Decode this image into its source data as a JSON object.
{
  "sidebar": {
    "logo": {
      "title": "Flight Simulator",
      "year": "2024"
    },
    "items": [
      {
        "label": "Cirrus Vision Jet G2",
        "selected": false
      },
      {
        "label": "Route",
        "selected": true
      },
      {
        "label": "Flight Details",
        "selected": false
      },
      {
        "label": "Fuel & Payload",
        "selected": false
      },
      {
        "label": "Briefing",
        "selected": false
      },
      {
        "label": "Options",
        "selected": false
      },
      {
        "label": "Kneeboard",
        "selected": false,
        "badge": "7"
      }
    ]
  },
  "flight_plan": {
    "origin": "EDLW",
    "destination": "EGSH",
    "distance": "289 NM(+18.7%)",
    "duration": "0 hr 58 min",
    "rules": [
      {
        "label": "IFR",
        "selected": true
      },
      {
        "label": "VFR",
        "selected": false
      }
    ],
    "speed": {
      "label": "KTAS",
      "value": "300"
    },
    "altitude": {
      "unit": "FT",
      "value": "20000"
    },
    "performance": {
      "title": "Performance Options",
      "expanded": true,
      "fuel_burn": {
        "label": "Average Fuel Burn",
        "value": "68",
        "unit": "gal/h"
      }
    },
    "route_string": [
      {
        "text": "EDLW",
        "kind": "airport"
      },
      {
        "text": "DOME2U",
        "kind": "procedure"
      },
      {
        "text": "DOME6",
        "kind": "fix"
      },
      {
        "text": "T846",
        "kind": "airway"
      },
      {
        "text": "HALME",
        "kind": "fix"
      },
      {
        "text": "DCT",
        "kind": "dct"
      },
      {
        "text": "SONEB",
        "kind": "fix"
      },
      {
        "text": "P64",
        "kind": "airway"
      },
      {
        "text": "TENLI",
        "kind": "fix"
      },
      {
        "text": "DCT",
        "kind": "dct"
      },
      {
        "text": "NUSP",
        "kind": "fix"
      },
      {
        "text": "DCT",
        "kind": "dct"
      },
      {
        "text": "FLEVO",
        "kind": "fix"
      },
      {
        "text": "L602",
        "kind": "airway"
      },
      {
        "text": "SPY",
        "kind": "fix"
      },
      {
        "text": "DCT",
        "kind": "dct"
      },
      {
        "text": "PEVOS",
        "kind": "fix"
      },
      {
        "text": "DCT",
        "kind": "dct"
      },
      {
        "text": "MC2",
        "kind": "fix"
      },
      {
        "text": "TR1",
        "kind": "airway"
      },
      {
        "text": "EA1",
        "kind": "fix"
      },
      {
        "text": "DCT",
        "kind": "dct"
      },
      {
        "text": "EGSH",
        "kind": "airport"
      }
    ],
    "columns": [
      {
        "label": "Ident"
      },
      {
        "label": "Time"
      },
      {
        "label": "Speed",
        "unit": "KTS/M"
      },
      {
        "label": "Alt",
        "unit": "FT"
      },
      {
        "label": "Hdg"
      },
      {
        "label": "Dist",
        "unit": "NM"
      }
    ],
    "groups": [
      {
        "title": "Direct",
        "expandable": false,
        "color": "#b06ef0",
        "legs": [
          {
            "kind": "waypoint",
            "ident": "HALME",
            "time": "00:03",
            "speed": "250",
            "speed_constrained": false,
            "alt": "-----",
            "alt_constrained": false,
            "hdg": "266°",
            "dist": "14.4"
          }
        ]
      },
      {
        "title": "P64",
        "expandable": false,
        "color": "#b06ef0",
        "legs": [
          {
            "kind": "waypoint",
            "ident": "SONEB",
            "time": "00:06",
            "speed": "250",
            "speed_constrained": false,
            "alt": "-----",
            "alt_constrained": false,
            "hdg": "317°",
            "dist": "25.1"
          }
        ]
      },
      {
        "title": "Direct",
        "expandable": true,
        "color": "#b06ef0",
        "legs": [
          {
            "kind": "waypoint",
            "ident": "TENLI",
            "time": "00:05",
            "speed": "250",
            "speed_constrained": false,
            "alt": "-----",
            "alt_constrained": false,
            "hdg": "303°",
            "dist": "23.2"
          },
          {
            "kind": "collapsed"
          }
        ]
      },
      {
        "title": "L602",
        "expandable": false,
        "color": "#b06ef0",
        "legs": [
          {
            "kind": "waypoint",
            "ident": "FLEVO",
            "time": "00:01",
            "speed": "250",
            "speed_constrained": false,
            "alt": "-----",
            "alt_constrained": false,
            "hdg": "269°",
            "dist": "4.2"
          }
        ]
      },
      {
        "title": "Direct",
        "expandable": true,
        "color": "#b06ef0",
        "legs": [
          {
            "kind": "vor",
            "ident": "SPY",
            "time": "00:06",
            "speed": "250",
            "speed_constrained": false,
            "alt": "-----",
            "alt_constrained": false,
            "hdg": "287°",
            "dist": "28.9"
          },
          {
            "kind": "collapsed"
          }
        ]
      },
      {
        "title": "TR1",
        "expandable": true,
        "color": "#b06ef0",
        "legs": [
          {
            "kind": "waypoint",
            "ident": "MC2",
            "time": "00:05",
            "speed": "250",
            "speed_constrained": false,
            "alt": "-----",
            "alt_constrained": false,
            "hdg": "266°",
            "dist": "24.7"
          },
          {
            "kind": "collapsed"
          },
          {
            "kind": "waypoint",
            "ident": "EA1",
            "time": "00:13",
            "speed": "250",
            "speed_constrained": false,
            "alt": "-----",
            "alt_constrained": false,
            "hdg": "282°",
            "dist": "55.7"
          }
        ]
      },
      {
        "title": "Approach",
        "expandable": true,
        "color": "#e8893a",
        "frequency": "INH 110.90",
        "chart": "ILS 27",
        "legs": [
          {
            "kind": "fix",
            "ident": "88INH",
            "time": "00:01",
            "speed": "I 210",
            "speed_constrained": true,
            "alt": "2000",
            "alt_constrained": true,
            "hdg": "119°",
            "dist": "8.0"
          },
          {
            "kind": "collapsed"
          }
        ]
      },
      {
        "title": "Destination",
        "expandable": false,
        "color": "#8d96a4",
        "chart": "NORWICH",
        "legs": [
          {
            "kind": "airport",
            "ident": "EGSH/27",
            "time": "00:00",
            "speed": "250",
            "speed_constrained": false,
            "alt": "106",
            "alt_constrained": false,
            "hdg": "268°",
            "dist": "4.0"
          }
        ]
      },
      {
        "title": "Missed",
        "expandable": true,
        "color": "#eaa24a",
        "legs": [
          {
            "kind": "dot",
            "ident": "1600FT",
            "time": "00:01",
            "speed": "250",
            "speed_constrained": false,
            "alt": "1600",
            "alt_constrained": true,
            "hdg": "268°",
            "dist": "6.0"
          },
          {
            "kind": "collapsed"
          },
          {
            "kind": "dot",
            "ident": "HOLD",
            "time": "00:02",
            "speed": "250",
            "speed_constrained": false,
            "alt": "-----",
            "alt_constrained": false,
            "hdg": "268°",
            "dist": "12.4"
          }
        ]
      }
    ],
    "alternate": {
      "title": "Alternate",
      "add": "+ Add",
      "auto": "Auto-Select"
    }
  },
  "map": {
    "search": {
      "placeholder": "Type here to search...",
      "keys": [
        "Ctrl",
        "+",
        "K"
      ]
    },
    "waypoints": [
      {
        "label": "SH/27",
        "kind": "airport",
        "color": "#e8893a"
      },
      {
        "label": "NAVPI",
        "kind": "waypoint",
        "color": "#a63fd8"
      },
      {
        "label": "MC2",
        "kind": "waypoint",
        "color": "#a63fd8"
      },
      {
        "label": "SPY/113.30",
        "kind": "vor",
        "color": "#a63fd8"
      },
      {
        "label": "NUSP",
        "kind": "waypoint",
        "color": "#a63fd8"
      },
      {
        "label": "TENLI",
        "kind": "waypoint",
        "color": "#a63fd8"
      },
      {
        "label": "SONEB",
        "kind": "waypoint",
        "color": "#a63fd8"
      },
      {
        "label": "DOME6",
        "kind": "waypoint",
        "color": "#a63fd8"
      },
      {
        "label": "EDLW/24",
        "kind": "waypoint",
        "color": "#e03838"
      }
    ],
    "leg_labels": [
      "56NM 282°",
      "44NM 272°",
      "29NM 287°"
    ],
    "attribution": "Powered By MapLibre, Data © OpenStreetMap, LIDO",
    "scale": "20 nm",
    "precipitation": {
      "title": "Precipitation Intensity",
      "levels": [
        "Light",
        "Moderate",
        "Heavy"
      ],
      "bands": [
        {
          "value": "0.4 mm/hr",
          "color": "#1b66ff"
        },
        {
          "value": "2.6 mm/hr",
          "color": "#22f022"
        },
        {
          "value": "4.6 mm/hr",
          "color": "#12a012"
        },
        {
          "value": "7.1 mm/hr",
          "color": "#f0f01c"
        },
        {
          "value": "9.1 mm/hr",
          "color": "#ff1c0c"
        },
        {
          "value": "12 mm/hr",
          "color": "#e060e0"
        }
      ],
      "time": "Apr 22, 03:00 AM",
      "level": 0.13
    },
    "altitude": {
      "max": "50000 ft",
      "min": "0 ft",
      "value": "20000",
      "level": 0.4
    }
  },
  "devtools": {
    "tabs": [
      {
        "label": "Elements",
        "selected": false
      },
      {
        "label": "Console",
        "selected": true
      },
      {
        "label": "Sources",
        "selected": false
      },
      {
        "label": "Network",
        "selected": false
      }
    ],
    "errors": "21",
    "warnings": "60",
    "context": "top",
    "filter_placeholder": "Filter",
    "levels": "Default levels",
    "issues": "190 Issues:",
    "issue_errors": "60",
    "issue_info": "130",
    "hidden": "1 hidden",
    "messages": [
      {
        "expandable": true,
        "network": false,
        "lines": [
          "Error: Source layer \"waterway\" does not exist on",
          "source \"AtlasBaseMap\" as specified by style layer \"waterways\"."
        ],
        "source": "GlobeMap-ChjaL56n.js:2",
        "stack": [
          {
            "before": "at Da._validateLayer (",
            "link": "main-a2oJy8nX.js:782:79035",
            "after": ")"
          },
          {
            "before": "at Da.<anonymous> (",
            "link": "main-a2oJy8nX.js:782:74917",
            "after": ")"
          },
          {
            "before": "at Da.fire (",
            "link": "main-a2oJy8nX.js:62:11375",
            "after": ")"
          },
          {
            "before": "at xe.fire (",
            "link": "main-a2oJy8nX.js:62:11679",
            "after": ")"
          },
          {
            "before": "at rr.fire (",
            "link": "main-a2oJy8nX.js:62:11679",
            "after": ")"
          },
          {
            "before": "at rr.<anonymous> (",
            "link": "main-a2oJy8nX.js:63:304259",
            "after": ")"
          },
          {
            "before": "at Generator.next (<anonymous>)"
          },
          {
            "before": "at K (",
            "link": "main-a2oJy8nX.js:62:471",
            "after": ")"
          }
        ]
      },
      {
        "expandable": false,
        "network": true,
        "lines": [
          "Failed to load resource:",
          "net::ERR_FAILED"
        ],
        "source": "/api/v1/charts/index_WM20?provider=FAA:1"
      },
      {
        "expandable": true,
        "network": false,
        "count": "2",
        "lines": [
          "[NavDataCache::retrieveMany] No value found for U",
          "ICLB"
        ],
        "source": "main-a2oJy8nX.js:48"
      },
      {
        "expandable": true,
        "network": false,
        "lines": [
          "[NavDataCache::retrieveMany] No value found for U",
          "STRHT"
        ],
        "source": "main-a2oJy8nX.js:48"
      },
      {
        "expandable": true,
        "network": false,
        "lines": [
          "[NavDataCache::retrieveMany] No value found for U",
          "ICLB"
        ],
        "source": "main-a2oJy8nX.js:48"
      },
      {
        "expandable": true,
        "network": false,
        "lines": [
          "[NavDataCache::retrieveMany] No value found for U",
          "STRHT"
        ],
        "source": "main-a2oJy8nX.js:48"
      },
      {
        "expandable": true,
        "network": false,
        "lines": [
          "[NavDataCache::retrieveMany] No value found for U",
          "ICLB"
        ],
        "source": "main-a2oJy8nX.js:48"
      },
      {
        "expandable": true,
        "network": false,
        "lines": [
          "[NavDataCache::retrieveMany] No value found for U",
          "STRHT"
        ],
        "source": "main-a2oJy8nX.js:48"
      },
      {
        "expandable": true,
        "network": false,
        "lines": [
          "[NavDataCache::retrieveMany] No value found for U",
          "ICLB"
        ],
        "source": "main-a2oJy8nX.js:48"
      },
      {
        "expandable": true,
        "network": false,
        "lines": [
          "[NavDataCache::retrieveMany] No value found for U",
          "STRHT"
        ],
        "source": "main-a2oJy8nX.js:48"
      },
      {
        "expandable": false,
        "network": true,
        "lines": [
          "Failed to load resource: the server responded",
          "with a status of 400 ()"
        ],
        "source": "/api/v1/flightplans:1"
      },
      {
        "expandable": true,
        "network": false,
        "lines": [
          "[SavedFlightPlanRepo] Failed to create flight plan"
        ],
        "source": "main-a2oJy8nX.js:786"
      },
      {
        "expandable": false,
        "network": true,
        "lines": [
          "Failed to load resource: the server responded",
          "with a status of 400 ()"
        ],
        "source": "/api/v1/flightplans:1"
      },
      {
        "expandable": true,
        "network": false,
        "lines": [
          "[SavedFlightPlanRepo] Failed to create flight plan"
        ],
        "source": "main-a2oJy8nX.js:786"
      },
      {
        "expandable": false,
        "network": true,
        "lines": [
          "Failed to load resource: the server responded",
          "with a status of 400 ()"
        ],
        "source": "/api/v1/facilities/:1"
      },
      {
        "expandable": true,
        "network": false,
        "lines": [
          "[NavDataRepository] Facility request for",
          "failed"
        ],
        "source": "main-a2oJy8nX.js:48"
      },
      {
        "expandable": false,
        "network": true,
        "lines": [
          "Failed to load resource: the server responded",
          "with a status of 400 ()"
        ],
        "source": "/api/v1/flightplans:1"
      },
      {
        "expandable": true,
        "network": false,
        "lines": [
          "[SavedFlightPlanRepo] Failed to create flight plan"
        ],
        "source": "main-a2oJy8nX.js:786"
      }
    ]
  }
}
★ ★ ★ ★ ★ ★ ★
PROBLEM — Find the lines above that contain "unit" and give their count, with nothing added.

YOUR SOLUTION — 5